Every BI tool integrates with dbt. It’s just SQL, after all. But most of these integrations don’t actually make the job of being an analyst or analytics engineer easier. Because the job isn’t done when the dbt model is delivered; it must also be available and understandable in the BI tool, reports must be created or updated, and the model and reports must be updated in lockstep as both evolve.
Analytics engineering promises to enable analysts to build the data model, query it, and then analyze, visualize, and report on it. This is dbt’s core innovation, and it has been incredibly successful at empowering analysts to do data modeling. But, even when all of these activities can be done by a single person, the workflows for actually performing them across dbt and most BI tools are cumbersome. Write dbt model, push to dbt, run dbt, add new or update existing references in BI, validate dependent charts, rinse, repeat.
We architected Omni in the age of dbt and my history with dbt goes back to 2016 - putting us in a good spot to ensure our integration actually streamlines the analytics workflow to make the data modeling and user experience better. Here's how it works.
Omni’s bi-directional dbt integration
How to use dbt and Omni together
1) Seamlessly surface dbt model changes in Omni
Data modeling is a deep topic unto itself: once you build a model, it has to be tested, refined, and then (most likely) refreshed and integrated with tools downstream (like Fivetran) or upstream (like Census). dbt is great for this.
The challenge starts when you want to connect this back to analysis. When you model in dbt you are making tables and transforming SQL, then all of these changes need to be absorbed by your BI tool. This process is completely manual for most BI workflows.
For example, let’s compare this process in Looker and SQL-based tools to using Omni:
Comparing Looker and Omni
When using Looker, changes in dbt generally require the associated changes to be manually made in your Looker model. Simple workflows like renaming columns or creating a new table can require multiple teams to coordinate.
Omni updates new and changed fields automatically while preserving all of your custom modeling, eliminating the need to manually update LookML every time your dbt model changes.
Comparing SQL-based tools and Omni
When using a SQL-based tool, this is even more painful. Renaming a single column or table in dbt can mean fixing tens or hundreds of broken pieces of content. You're still stuck adding new columns and deleting old ones by hand.
In Omni, the aliases parameter lets you map the names of tables and fields to new values to preserve existing content without repetitive renaming. You can make a single update in the model without needing to chase down every.single.outdated.reference and fix it in broken content.

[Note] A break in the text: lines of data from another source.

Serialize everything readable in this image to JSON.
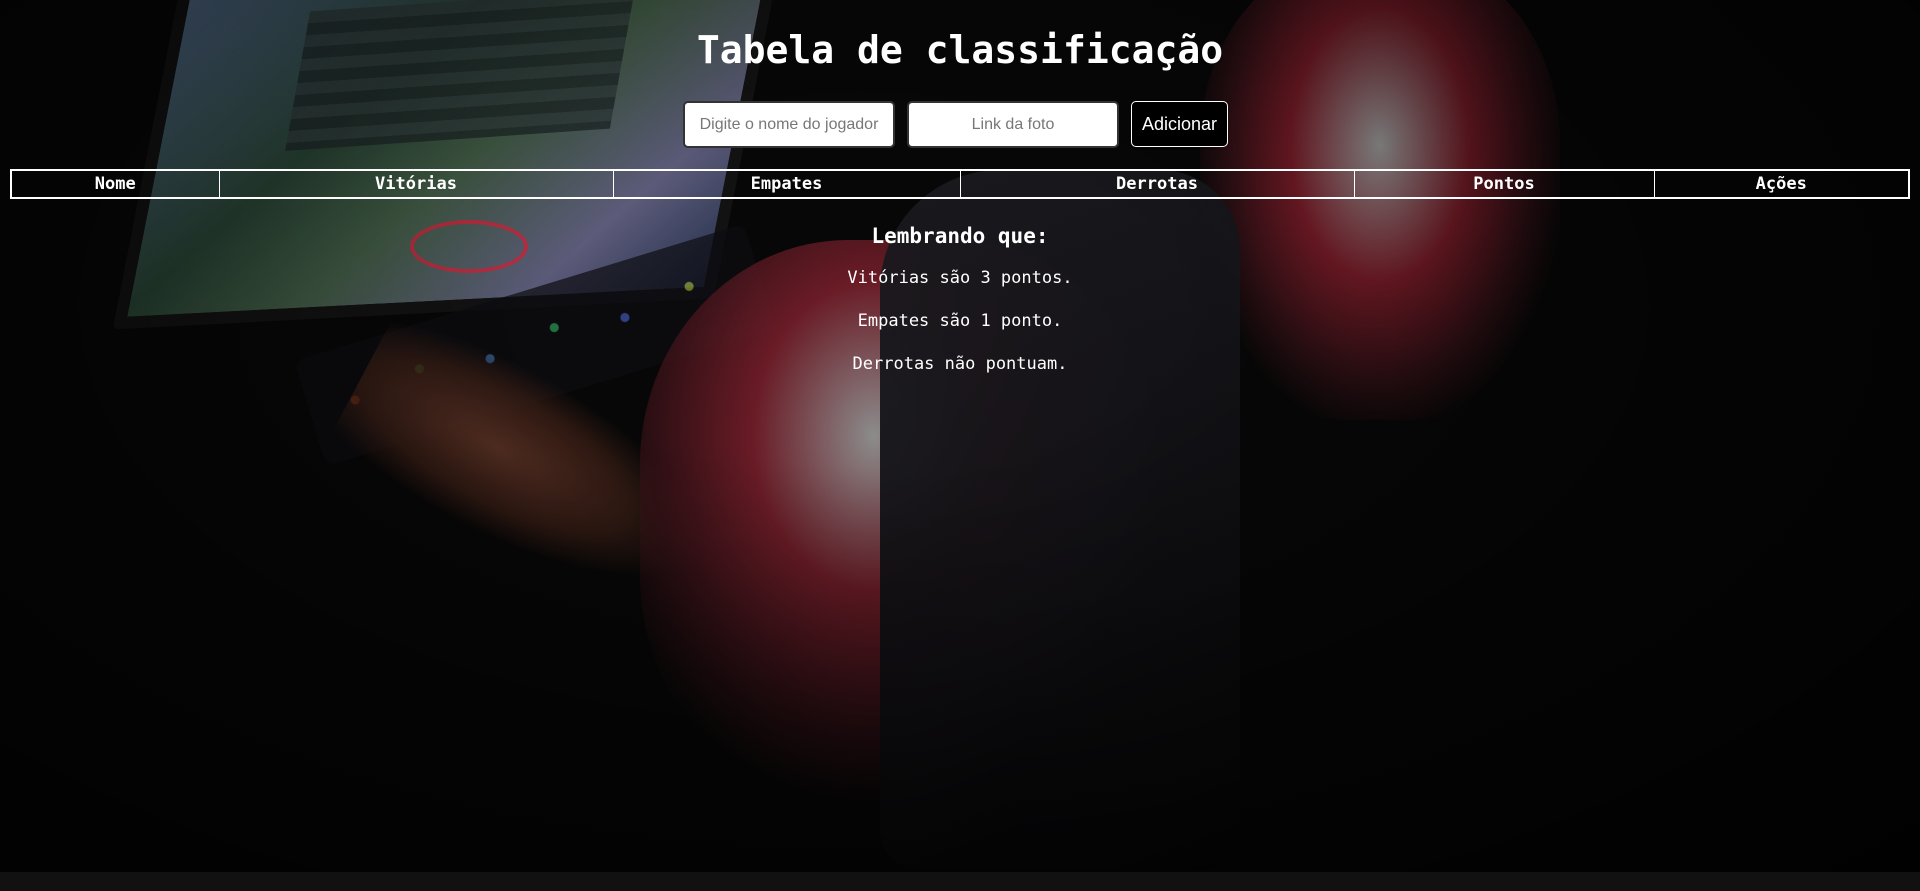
{
  "header": {
    "title": "Tabela de classificação"
  },
  "form": {
    "player_name_placeholder": "Digite o nome do jogador",
    "photo_link_placeholder": "Link da foto",
    "add_button_label": "Adicionar"
  },
  "table": {
    "columns": [
      "Nome",
      "Vitórias",
      "Empates",
      "Derrotas",
      "Pontos",
      "Ações"
    ],
    "rows": []
  },
  "reminder": {
    "heading": "Lembrando que:",
    "rules": [
      "Vitórias são 3 pontos.",
      "Empates são 1 ponto.",
      "Derrotas não pontuam."
    ]
  }
}
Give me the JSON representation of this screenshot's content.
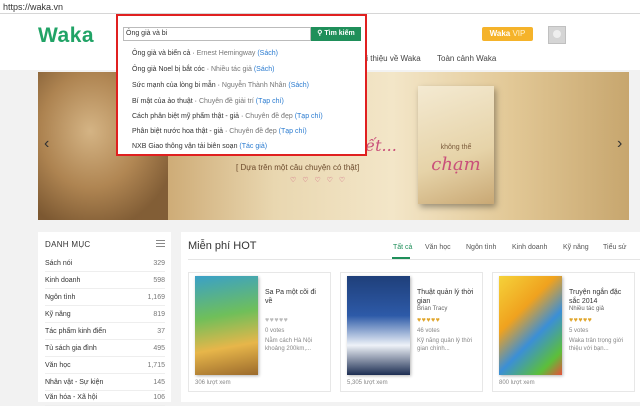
{
  "browser": {
    "url": "https://waka.vn"
  },
  "header": {
    "logo": "Waka",
    "nav": [
      "Giới thiệu về Waka",
      "Toàn cảnh Waka"
    ],
    "vip_waka": "Waka",
    "vip_label": "VIP"
  },
  "search": {
    "value": "Ông già và bi",
    "button": "Tìm kiếm",
    "suggestions": [
      {
        "title": "Ông già và biển cả",
        "meta": "Ernest Hemingway",
        "type": "(Sách)"
      },
      {
        "title": "Ông già Noel bị bắt cóc",
        "meta": "Nhiều tác giả",
        "type": "(Sách)"
      },
      {
        "title": "Sức mạnh của lòng bi mẫn",
        "meta": "Nguyễn Thành Nhân",
        "type": "(Sách)"
      },
      {
        "title": "Bí mật của ảo thuật",
        "meta": "Chuyên đề giải trí",
        "type": "(Tạp chí)"
      },
      {
        "title": "Cách phân biệt mỹ phẩm thật - giả",
        "meta": "Chuyên đề đẹp",
        "type": "(Tạp chí)"
      },
      {
        "title": "Phân biệt nước hoa thật - giả",
        "meta": "Chuyên đề đẹp",
        "type": "(Tạp chí)"
      },
      {
        "title": "NXB Giao thông vận tải biên soạn",
        "meta": "",
        "type": "(Tác giả)"
      }
    ]
  },
  "banner": {
    "script_text": "...ết...",
    "tagline": "[ Dựa trên một câu chuyện có thật]",
    "hearts": "♡ ♡ ♡ ♡ ♡",
    "book_subtitle": "không thể",
    "book_title": "chạm",
    "prev_arrow": "‹",
    "next_arrow": "›"
  },
  "sidebar": {
    "title": "DANH MỤC",
    "items": [
      {
        "label": "Sách nói",
        "count": "329"
      },
      {
        "label": "Kinh doanh",
        "count": "598"
      },
      {
        "label": "Ngôn tình",
        "count": "1,169"
      },
      {
        "label": "Kỹ năng",
        "count": "819"
      },
      {
        "label": "Tác phẩm kinh điển",
        "count": "37"
      },
      {
        "label": "Tủ sách gia đình",
        "count": "495"
      },
      {
        "label": "Văn học",
        "count": "1,715"
      },
      {
        "label": "Nhân vật - Sự kiện",
        "count": "145"
      },
      {
        "label": "Văn hóa - Xã hội",
        "count": "106"
      }
    ]
  },
  "main": {
    "title": "Miễn phí HOT",
    "tabs": [
      "Tất cả",
      "Văn học",
      "Ngôn tình",
      "Kinh doanh",
      "Kỹ năng",
      "Tiểu sử"
    ],
    "cards": [
      {
        "title": "Sa Pa một cõi đi về",
        "author": "",
        "votes": "0 votes",
        "desc": "Nằm cách Hà Nội khoảng 200km,...",
        "reads": "306 lượt xem",
        "stars": "♥♥♥♥♥",
        "rating_level": 0
      },
      {
        "title": "Thuật quản lý thời gian",
        "author": "Brian Tracy",
        "votes": "46 votes",
        "desc": "Kỹ năng quản lý thời gian chính...",
        "reads": "5,305 lượt xem",
        "stars": "♥♥♥♥♥",
        "rating_level": 1
      },
      {
        "title": "Truyện ngắn đặc sắc 2014",
        "author": "Nhiều tác giả",
        "votes": "5 votes",
        "desc": "Waka trân trọng giới thiệu với bạn...",
        "reads": "800 lượt xem",
        "stars": "♥♥♥♥♥",
        "rating_level": 1
      }
    ]
  },
  "colors": {
    "brand": "#21a366",
    "highlight_border": "#e02020",
    "vip": "#f5b32a"
  }
}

We built Omni to pair with dbt from the beginning - knowing that over time, you will inevitably refine your dbt models. As you add and change tables and columns, these new changes can be refreshed with a click in Omni without losing the modeling and reports you have in place.
2) NEW: Pull dbt context in Omni for deeper visibility

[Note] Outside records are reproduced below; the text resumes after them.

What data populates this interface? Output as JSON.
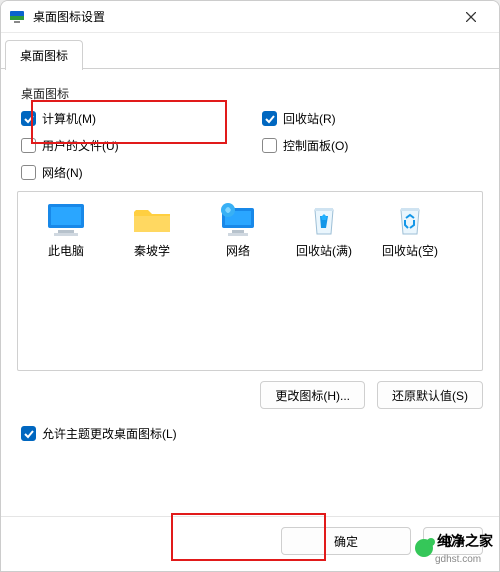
{
  "window": {
    "title": "桌面图标设置"
  },
  "tab": {
    "label": "桌面图标"
  },
  "group_label": "桌面图标",
  "checks": {
    "computer": {
      "label": "计算机(M)",
      "checked": true
    },
    "recycle": {
      "label": "回收站(R)",
      "checked": true
    },
    "userdocs": {
      "label": "用户的文件(U)",
      "checked": false
    },
    "cpanel": {
      "label": "控制面板(O)",
      "checked": false
    },
    "network": {
      "label": "网络(N)",
      "checked": false
    }
  },
  "icons": {
    "this_pc": {
      "label": "此电脑"
    },
    "qinpoxue": {
      "label": "秦坡学"
    },
    "network": {
      "label": "网络"
    },
    "recycle_full": {
      "label": "回收站(满)"
    },
    "recycle_empty": {
      "label": "回收站(空)"
    }
  },
  "buttons": {
    "change_icon": "更改图标(H)...",
    "restore_def": "还原默认值(S)",
    "ok": "确定",
    "cancel": "取消"
  },
  "allow_theme": {
    "label": "允许主题更改桌面图标(L)",
    "checked": true
  },
  "watermark": {
    "brand": "纯净之家",
    "url": "gdhst.com"
  }
}
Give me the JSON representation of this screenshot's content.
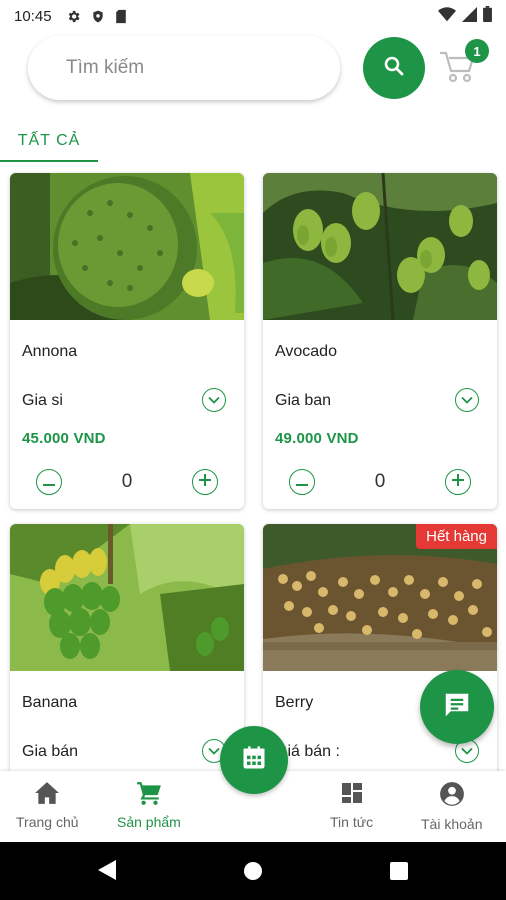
{
  "status_bar": {
    "time": "10:45"
  },
  "search": {
    "placeholder": "Tìm kiếm"
  },
  "cart": {
    "badge_count": "1"
  },
  "tabs": [
    {
      "label": "TẤT CẢ",
      "active": true
    }
  ],
  "products": [
    {
      "name": "Annona",
      "price_type": "Gia si",
      "price": "45.000 VND",
      "quantity": "0",
      "sold_out": false
    },
    {
      "name": "Avocado",
      "price_type": "Gia ban",
      "price": "49.000 VND",
      "quantity": "0",
      "sold_out": false
    },
    {
      "name": "Banana",
      "price_type": "Gia bán",
      "price": "",
      "quantity": "",
      "sold_out": false
    },
    {
      "name": "Berry",
      "price_type": "Giá bán :",
      "price": "",
      "quantity": "",
      "sold_out": true,
      "sold_out_label": "Hết hàng"
    }
  ],
  "bottom_nav": {
    "items": [
      {
        "label": "Trang chủ",
        "icon": "home-icon",
        "active": false
      },
      {
        "label": "Sản phẩm",
        "icon": "cart-icon",
        "active": true
      },
      {
        "label": "Tin tức",
        "icon": "dashboard-icon",
        "active": false
      },
      {
        "label": "Tài khoản",
        "icon": "account-circle-icon",
        "active": false
      }
    ]
  },
  "colors": {
    "accent": "#1e9447",
    "sold_out": "#e53935"
  }
}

While the above options save us time while using dbt and Omni, we wanted to make it even smoother.
Our new integration pulls model definitions and documentation from dbt into Omni. This allows users exploring data to see the documentation on the tables and columns they’re using, and folks building models to see documentation and definitions in dbt and in Omni.
When the metadata inevitably changes in dbt, simply click Refresh Schema in Omni (either from the connection page or the model) to resync, and they refresh seamlessly alongside other model changes.

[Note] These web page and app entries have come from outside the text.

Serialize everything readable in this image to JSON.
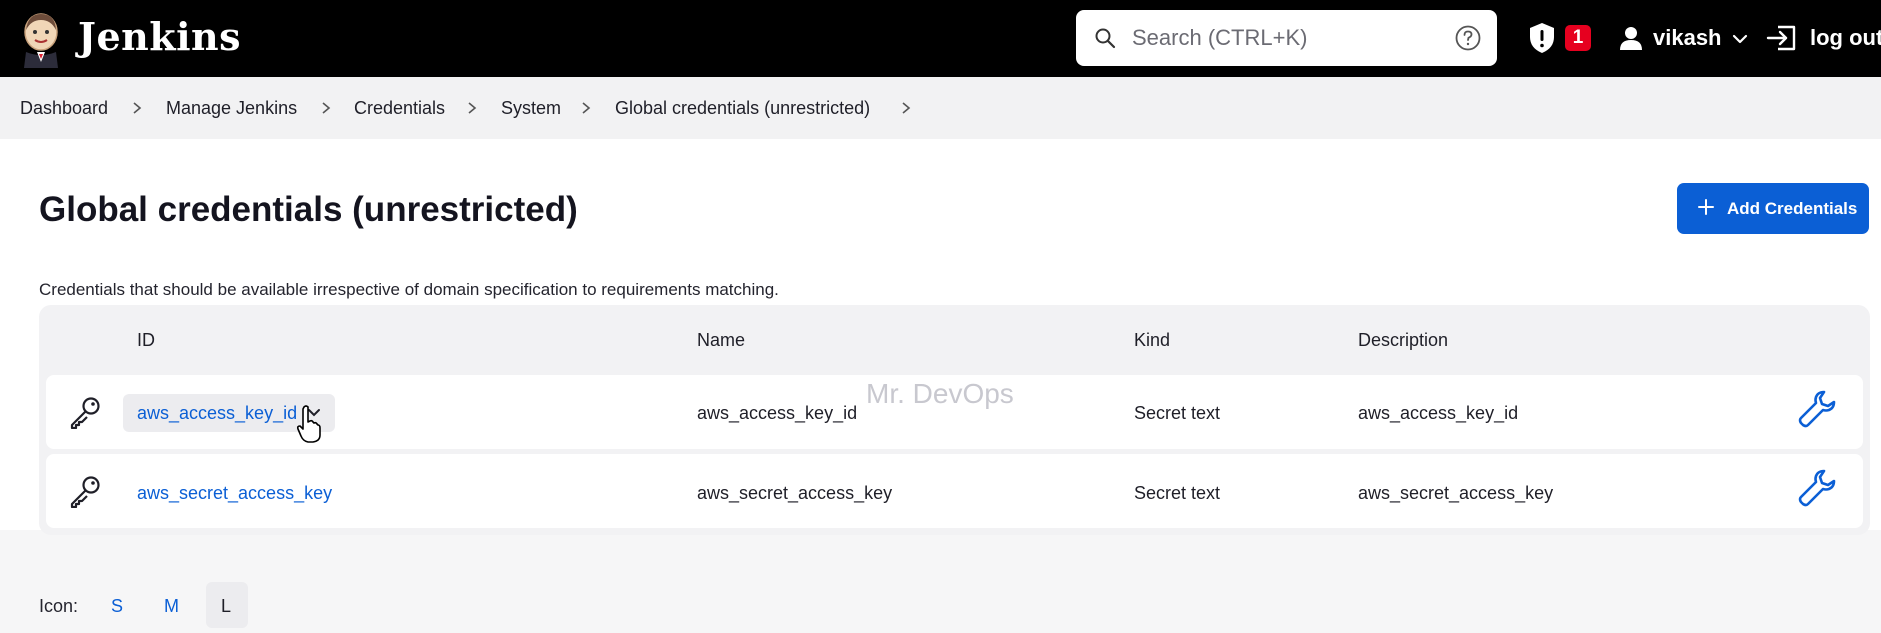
{
  "header": {
    "brand": "Jenkins",
    "search_placeholder": "Search (CTRL+K)",
    "security_badge_count": "1",
    "username": "vikash",
    "logout_label": "log out"
  },
  "breadcrumb": {
    "items": [
      "Dashboard",
      "Manage Jenkins",
      "Credentials",
      "System",
      "Global credentials (unrestricted)"
    ]
  },
  "page": {
    "title": "Global credentials (unrestricted)",
    "add_button_label": "Add Credentials",
    "description": "Credentials that should be available irrespective of domain specification to requirements matching.",
    "watermark": "Mr. DevOps"
  },
  "table": {
    "columns": [
      "ID",
      "Name",
      "Kind",
      "Description"
    ],
    "rows": [
      {
        "id": "aws_access_key_id",
        "name": "aws_access_key_id",
        "kind": "Secret text",
        "description": "aws_access_key_id"
      },
      {
        "id": "aws_secret_access_key",
        "name": "aws_secret_access_key",
        "kind": "Secret text",
        "description": "aws_secret_access_key"
      }
    ]
  },
  "icon_size": {
    "label": "Icon:",
    "options": [
      "S",
      "M",
      "L"
    ],
    "selected": "L"
  },
  "colors": {
    "accent": "#0b5fd5",
    "header_bg": "#000000",
    "badge_red": "#e6001f"
  }
}
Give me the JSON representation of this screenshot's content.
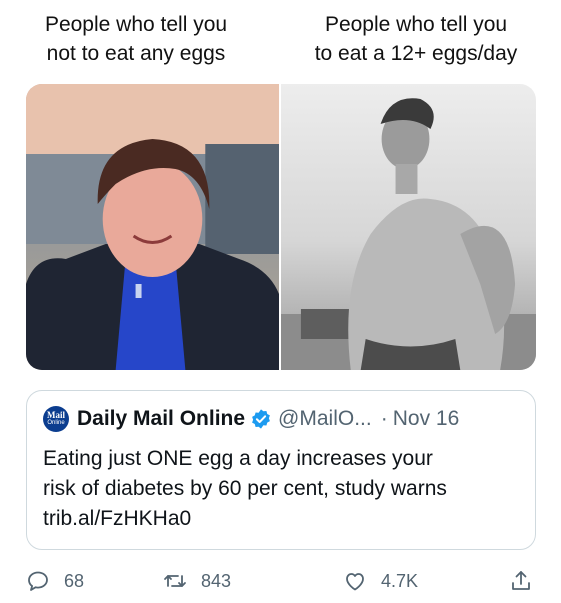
{
  "captions": {
    "left": "People who tell you\nnot to eat any eggs",
    "right": "People who tell you\nto eat a 12+ eggs/day"
  },
  "media": {
    "left_image": "portrait-woman-dark-jacket",
    "right_image": "bodybuilder-black-and-white"
  },
  "quoted_tweet": {
    "logo_line1": "Mail",
    "logo_line2": "Online",
    "display_name": "Daily Mail Online",
    "verified_icon": "verified-badge-icon",
    "handle": "@MailO...",
    "separator": "·",
    "date": "Nov 16",
    "text": "Eating just ONE egg a day increases your\nrisk of diabetes by 60 per cent, study warns\ntrib.al/FzHKHa0"
  },
  "actions": {
    "replies": "68",
    "retweets": "843",
    "likes": "4.7K"
  },
  "colors": {
    "text": "#0f1419",
    "secondary": "#536471",
    "border": "#cfd9de",
    "verified": "#1d9bf0",
    "mail_logo": "#0b3d8f"
  }
}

With increased metadata visibility across both tools, you can now provide greater data visibility and understanding with less repeated work.
3) Author dbt models from Omni model definitions
Omni is not only great for building analyses; it’s also great for building data models. That’s because data modeling and analysis are two sides of the same coin - every time you select columns, aggregate, and filter to perform an analysis, you’re also modeling.
That’s not to say all analyses should become dbt models (please, don’t create one dbt model per chart). But, when you do create a query in Omni that you want to promote into dbt, you can simply download the dbt SQL definition from the Omni IDE. This enables data engineers to harden definitions created through Omni’s intuitive UI by other users.
For example, if a non-technical user creates definitions, you can take the SQL Omni wrote from their exploration via the UI and then promote that directly to your dbt model.
More to come
Analysts and Analytics Engineers would ideally be able to iterate rapidly between analyzing and modeling data. Create an analysis, extract the reusable logic into a data model, and then iteratively enhance the model to improve accuracy and support other analyses. Our goal is to further integrate Omni with dbt so users can seamlessly complete this entire workflow from Omni.
Looking ahead, we plan to allow users to push models directly to dbt without any manual copy and paste, trigger dbt runs, switch between development and production dbt schemas, and validate content against dbt changes. One of our core beliefs is recognizing that different users need different tools, and we’re building this integration with the goal of making the data modeling experience better for everyone - whether you prefer to model in dbt, Omni, or both.
If you’d like to explore Omni and test this for yourself, we’d love to help you.